Some Ruby on Rails side-project hacking I’ve been doing led me to need to generate shortened URLs. The ShortURL gem is fine if you want to use TinyURL, Snurl, or some other external service to generate and manage your URLs, but in my case, I need to host the URLs so I can track usage statistics and redirect to a URL determined at request-time.
I wanted to avoid generating curse words, or any words for that matter, so I opted not to use vowels rather than try and figure out something more clever. I also had no requirement to obfuscate the sequential nature of the generated value. The result essentially converts a number to a base 54 string suitable for use as a URL parameter.
URL_CHARS = ('0'..'9').to_a + %w(b c d f g h j k l m n p q r s t v w x y z) + %w(B C D F G H J K L M N P Q R S T V W X Y Z - _)
URL_BASE = URL_CHARS.size
def generateUrl idNumber
localCount = idNumber
result = ”;
while localCount != 0
rem = localCount % URL_BASE
localCount = (localCount – rem) / URL_BASE
result = URL_CHARS[rem] + result
My usage will be to convert the numeric primary key of my model objects to this hash, so that Person #1174229 could be referenced as the short url http://app.com/p?i=7sH_
Obviously, the straightforward business of inserting this value into your table, performing lookups on it, etc is omitted and should be fairly straightforward to a seasoned developer. The function can fit almost a half-billion values into 5 characters, and doesn’t experience the stack overflow issues of some recursive implementations I found, so I think it’s pretty useful. (7 characters give you 1.3 trillion possibilities… nice!)

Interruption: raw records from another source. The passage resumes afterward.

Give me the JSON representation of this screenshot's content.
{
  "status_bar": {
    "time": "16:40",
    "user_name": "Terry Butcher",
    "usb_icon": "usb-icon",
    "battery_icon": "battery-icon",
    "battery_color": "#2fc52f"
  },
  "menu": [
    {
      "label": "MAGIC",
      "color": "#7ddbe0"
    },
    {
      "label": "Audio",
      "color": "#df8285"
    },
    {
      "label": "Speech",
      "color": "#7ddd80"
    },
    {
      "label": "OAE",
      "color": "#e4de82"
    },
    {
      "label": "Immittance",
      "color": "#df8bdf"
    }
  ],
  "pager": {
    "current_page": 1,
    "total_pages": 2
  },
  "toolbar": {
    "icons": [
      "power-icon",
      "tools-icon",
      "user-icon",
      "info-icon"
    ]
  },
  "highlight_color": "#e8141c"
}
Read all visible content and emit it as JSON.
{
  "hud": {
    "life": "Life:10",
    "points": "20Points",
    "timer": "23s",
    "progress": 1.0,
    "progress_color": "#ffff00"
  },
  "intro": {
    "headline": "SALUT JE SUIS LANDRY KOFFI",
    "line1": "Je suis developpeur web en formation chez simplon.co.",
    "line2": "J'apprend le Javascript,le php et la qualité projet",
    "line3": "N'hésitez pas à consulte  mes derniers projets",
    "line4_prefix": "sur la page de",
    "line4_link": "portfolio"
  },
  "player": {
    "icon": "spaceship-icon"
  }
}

I can see a pretty cool plugin being built to solve this problem… maybe I’ll get around to writing short_url_fu one of these days.